Task requirements:
An exact copy of the records is needed; please leave the images out.

---- Information shown

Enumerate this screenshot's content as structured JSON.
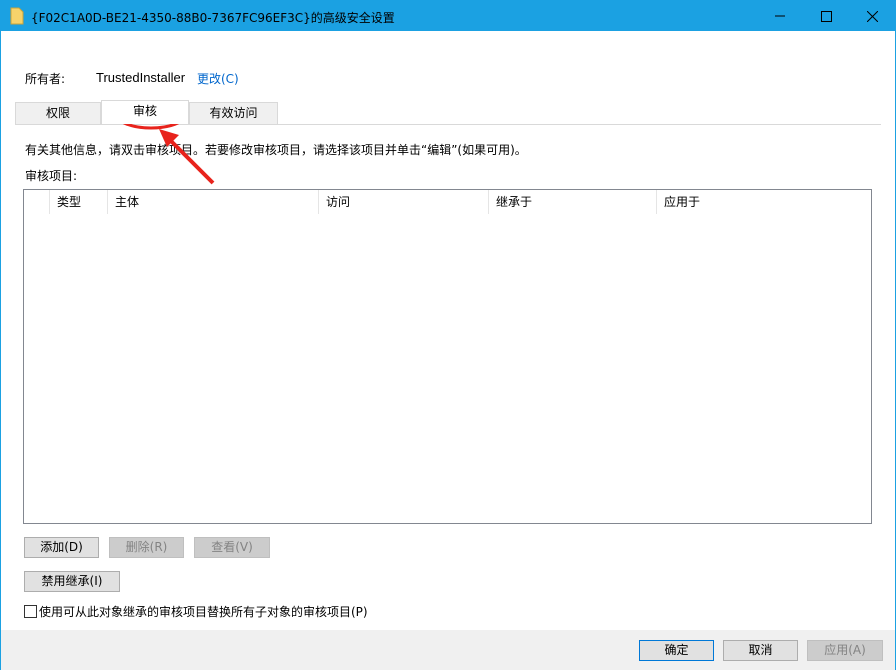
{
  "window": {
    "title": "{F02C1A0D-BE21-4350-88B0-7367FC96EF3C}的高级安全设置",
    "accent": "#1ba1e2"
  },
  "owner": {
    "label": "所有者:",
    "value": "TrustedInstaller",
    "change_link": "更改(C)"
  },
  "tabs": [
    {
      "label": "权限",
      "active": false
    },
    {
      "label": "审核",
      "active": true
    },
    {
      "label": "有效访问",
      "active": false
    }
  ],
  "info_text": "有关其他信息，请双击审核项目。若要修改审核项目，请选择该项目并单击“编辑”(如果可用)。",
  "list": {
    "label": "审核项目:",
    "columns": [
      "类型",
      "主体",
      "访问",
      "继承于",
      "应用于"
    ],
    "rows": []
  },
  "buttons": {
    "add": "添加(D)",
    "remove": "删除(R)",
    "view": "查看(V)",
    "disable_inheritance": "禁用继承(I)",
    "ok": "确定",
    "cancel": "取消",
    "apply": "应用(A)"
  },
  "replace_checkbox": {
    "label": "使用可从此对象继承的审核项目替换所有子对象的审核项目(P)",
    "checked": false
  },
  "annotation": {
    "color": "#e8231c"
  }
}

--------

Solution below:
Enumerate this screenshot's content as structured JSON.
{
  "window": {
    "title": "{F02C1A0D-BE21-4350-88B0-7367FC96EF3C}的高级安全设置",
    "accent": "#1ba1e2"
  },
  "owner": {
    "label": "所有者:",
    "value": "TrustedInstaller",
    "change_link": "更改(C)"
  },
  "tabs": [
    {
      "label": "权限",
      "active": false
    },
    {
      "label": "审核",
      "active": true
    },
    {
      "label": "有效访问",
      "active": false
    }
  ],
  "info_text": "有关其他信息，请双击审核项目。若要修改审核项目，请选择该项目并单击“编辑”(如果可用)。",
  "list": {
    "label": "审核项目:",
    "columns": [
      "类型",
      "主体",
      "访问",
      "继承于",
      "应用于"
    ],
    "rows": []
  },
  "buttons": {
    "add": "添加(D)",
    "remove": "删除(R)",
    "view": "查看(V)",
    "disable_inheritance": "禁用继承(I)",
    "ok": "确定",
    "cancel": "取消",
    "apply": "应用(A)"
  },
  "replace_checkbox": {
    "label": "使用可从此对象继承的审核项目替换所有子对象的审核项目(P)",
    "checked": false
  },
  "annotation": {
    "color": "#e8231c"
  }
}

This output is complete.